Ramaphosa 'deeply regrets' Marikana
Ramaphosa spent two days on the stand at the Farlam Commission of Inquiry.
PRETORIA -Deputy President Cyril Ramaphosa says he deeply regrets the deaths in Marikana and has conceded that he could have done more in the days leading up to the 2012 shootings.
Ramaphosa spent two days on the stand at the Farlam Commission of Inquiry answering questions about his involvement prior to the day 34 miners were gunned down by police on 16 August 2012.
At the time of the shootings, Ramaphosa was a non-executive director at Lonmin.
The deputy president was heckled for the second time this afternoon, with miners calling him a "sell-out", "killer" and a "buffalo head".
The deputy president told the inquiry he could have persuaded Lonmin to negotiate with the workers but at the time was more concerned about the murders on the platinum belt.
However, advocate Dali Mpofu, who is representing the surviving miners, said Ramaphosa failed the people of Marikana.
"We are going to argue Mr Ramaphosa that you be charged with murder alongside others I have mentioned."
Yesterday, proceedings were disrupted when protesters said Ramaphosa has blood on his hands.
Mpofu managed to intervene and calm the group down.

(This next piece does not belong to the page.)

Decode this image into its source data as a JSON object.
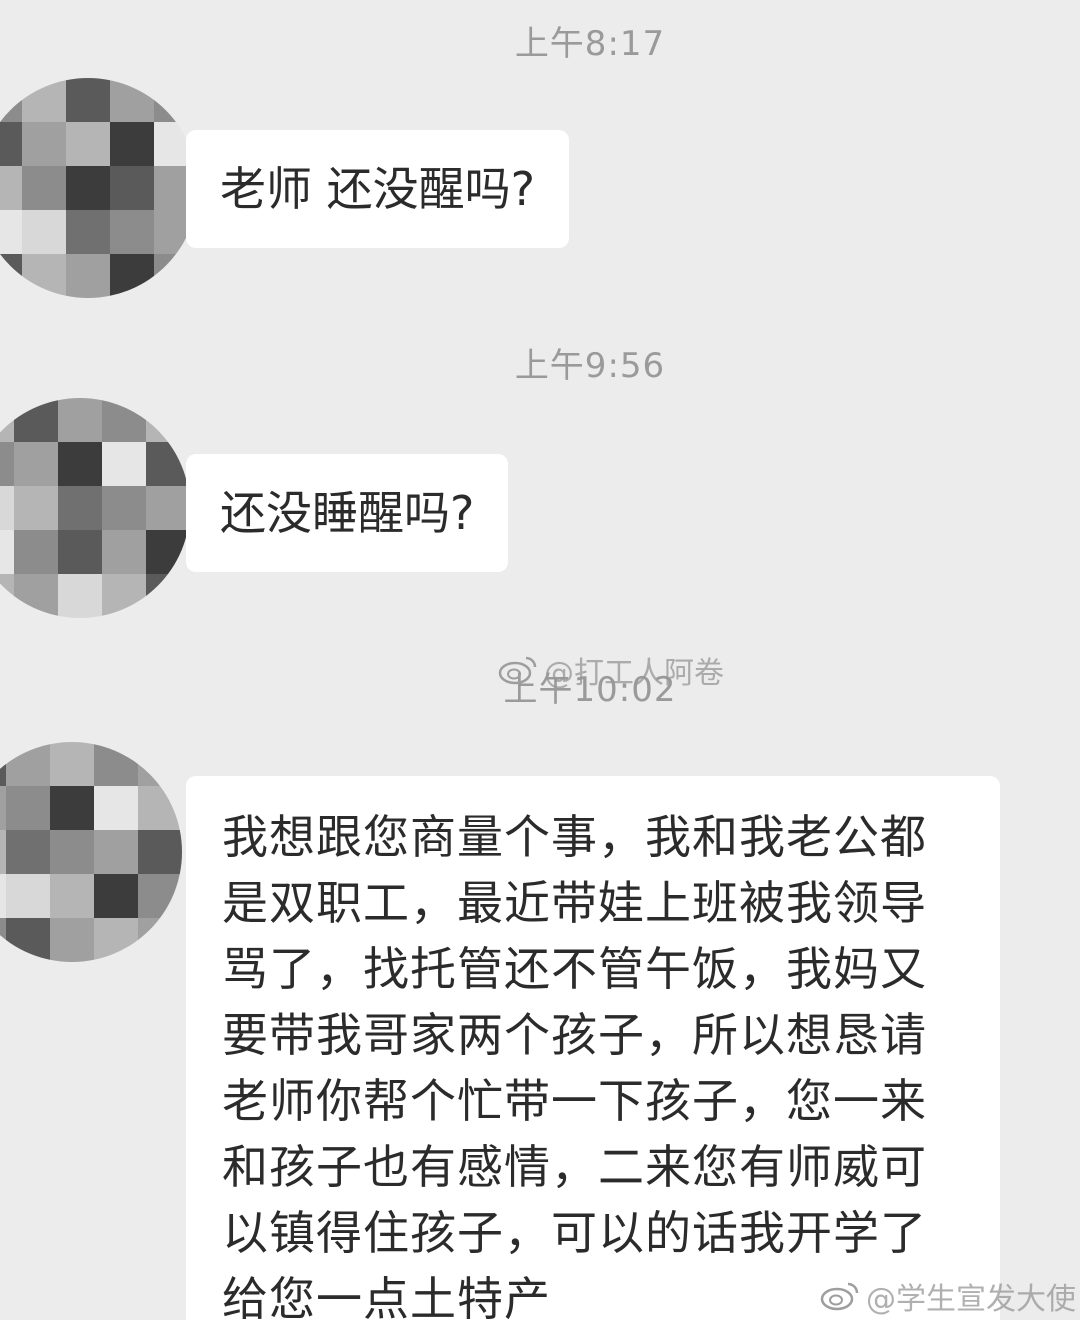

Several mineworkers also wore t-shirts with a picture of a buffalo, in reference to the millions of rand Ramaphosa bid on a buffalo, a month after the mass shooting.
Ramaphosa has completed his cross-examination and has been excused.
Heated exchanges between Mpofu and Ramaphosa meanwhile took centre stage today.
Earlier today, the deputy president told the commission that Mpofu had asked him to help him with his certificate which needs to be signed in order for him to become a senior counsel.
When the advocate accused Ramaphosa of avoiding his responsibilities and failing the people of Marikana, the issue came up again.
"We agreed to do certain things…" Ramaphosa said.
"Don't start with me Ramaphosa because yesterday you called me to come to you otherwise you'll get 10 times of what to give," Mpofu argued.
The advocate said Ramaphosa should be held criminally liable for the tragic events that unfolded in Marikana.
But the deputy president said the tragedy is a collective responsibility and as a nation, we should bow our heads because the country failed the people of Marikana.
President Jacob Zuma appointed the inquiry to investigate whether police were justified in using lethal force on the day.
Police claim they opened fire on the group after coming under attack.
Ten people were also killed in the days leading to the shooting including a mineworker, strikers, two Lonmin security guards and two policemen.